_Supplied entries_.
▼
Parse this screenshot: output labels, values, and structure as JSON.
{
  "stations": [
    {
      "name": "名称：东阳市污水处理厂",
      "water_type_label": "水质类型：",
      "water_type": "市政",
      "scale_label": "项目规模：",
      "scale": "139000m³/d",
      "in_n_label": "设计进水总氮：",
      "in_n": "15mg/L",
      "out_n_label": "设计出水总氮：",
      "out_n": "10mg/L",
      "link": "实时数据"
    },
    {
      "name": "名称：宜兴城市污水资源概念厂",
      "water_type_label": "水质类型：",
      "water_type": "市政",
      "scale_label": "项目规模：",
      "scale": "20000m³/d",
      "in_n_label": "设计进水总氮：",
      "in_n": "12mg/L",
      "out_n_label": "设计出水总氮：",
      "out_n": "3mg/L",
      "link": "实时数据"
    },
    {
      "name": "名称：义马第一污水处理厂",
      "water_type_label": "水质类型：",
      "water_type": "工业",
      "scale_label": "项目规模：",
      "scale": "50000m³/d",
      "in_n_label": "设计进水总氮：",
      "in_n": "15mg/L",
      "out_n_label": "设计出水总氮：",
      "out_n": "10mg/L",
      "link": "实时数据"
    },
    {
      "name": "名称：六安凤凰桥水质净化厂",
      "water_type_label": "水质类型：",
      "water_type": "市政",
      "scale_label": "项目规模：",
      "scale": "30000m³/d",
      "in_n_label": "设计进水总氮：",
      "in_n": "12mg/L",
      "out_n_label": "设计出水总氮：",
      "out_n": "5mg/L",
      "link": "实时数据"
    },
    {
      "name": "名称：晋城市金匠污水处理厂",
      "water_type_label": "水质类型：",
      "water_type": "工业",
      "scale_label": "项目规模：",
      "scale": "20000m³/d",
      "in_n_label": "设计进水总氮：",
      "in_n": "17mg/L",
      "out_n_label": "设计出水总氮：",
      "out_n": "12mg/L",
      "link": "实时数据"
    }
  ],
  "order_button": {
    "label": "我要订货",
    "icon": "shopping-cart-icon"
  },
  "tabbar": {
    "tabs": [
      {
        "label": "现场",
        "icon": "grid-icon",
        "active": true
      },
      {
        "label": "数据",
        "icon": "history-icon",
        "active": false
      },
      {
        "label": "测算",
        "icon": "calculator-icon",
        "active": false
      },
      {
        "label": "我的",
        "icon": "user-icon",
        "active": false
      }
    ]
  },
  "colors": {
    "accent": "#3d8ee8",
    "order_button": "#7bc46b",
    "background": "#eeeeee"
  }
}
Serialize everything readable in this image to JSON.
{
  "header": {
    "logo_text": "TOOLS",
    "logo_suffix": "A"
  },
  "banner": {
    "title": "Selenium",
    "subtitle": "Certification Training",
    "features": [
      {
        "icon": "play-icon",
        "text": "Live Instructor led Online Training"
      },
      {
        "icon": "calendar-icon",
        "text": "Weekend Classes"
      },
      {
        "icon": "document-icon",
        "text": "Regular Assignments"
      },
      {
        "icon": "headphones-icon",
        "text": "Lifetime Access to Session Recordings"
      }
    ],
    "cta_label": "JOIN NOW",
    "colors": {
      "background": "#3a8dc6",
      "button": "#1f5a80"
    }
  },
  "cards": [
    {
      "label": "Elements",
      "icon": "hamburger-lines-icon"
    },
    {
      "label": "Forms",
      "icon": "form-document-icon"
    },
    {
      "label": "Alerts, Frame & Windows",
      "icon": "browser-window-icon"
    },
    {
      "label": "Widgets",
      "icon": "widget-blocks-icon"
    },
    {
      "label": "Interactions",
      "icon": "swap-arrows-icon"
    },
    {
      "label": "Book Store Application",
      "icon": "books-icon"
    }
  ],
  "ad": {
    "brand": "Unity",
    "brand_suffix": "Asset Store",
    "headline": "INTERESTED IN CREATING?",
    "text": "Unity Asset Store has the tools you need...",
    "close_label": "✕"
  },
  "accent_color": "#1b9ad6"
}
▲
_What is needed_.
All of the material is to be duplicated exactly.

_Output_.
Parse this screenshot: output labels, values, and structure as JSON.
{
  "stations": [
    {
      "name": "名称：东阳市污水处理厂",
      "water_type_label": "水质类型：",
      "water_type": "市政",
      "scale_label": "项目规模：",
      "scale": "139000m³/d",
      "in_n_label": "设计进水总氮：",
      "in_n": "15mg/L",
      "out_n_label": "设计出水总氮：",
      "out_n": "10mg/L",
      "link": "实时数据"
    },
    {
      "name": "名称：宜兴城市污水资源概念厂",
      "water_type_label": "水质类型：",
      "water_type": "市政",
      "scale_label": "项目规模：",
      "scale": "20000m³/d",
      "in_n_label": "设计进水总氮：",
      "in_n": "12mg/L",
      "out_n_label": "设计出水总氮：",
      "out_n": "3mg/L",
      "link": "实时数据"
    },
    {
      "name": "名称：义马第一污水处理厂",
      "water_type_label": "水质类型：",
      "water_type": "工业",
      "scale_label": "项目规模：",
      "scale": "50000m³/d",
      "in_n_label": "设计进水总氮：",
      "in_n": "15mg/L",
      "out_n_label": "设计出水总氮：",
      "out_n": "10mg/L",
      "link": "实时数据"
    },
    {
      "name": "名称：六安凤凰桥水质净化厂",
      "water_type_label": "水质类型：",
      "water_type": "市政",
      "scale_label": "项目规模：",
      "scale": "30000m³/d",
      "in_n_label": "设计进水总氮：",
      "in_n": "12mg/L",
      "out_n_label": "设计出水总氮：",
      "out_n": "5mg/L",
      "link": "实时数据"
    },
    {
      "name": "名称：晋城市金匠污水处理厂",
      "water_type_label": "水质类型：",
      "water_type": "工业",
      "scale_label": "项目规模：",
      "scale": "20000m³/d",
      "in_n_label": "设计进水总氮：",
      "in_n": "17mg/L",
      "out_n_label": "设计出水总氮：",
      "out_n": "12mg/L",
      "link": "实时数据"
    }
  ],
  "order_button": {
    "label": "我要订货",
    "icon": "shopping-cart-icon"
  },
  "tabbar": {
    "tabs": [
      {
        "label": "现场",
        "icon": "grid-icon",
        "active": true
      },
      {
        "label": "数据",
        "icon": "history-icon",
        "active": false
      },
      {
        "label": "测算",
        "icon": "calculator-icon",
        "active": false
      },
      {
        "label": "我的",
        "icon": "user-icon",
        "active": false
      }
    ]
  },
  "colors": {
    "accent": "#3d8ee8",
    "order_button": "#7bc46b",
    "background": "#eeeeee"
  }
}
Serialize everything readable in this image to JSON.
{
  "header": {
    "logo_text": "TOOLS",
    "logo_suffix": "A"
  },
  "banner": {
    "title": "Selenium",
    "subtitle": "Certification Training",
    "features": [
      {
        "icon": "play-icon",
        "text": "Live Instructor led Online Training"
      },
      {
        "icon": "calendar-icon",
        "text": "Weekend Classes"
      },
      {
        "icon": "document-icon",
        "text": "Regular Assignments"
      },
      {
        "icon": "headphones-icon",
        "text": "Lifetime Access to Session Recordings"
      }
    ],
    "cta_label": "JOIN NOW",
    "colors": {
      "background": "#3a8dc6",
      "button": "#1f5a80"
    }
  },
  "cards": [
    {
      "label": "Elements",
      "icon": "hamburger-lines-icon"
    },
    {
      "label": "Forms",
      "icon": "form-document-icon"
    },
    {
      "label": "Alerts, Frame & Windows",
      "icon": "browser-window-icon"
    },
    {
      "label": "Widgets",
      "icon": "widget-blocks-icon"
    },
    {
      "label": "Interactions",
      "icon": "swap-arrows-icon"
    },
    {
      "label": "Book Store Application",
      "icon": "books-icon"
    }
  ],
  "ad": {
    "brand": "Unity",
    "brand_suffix": "Asset Store",
    "headline": "INTERESTED IN CREATING?",
    "text": "Unity Asset Store has the tools you need...",
    "close_label": "✕"
  },
  "accent_color": "#1b9ad6"
}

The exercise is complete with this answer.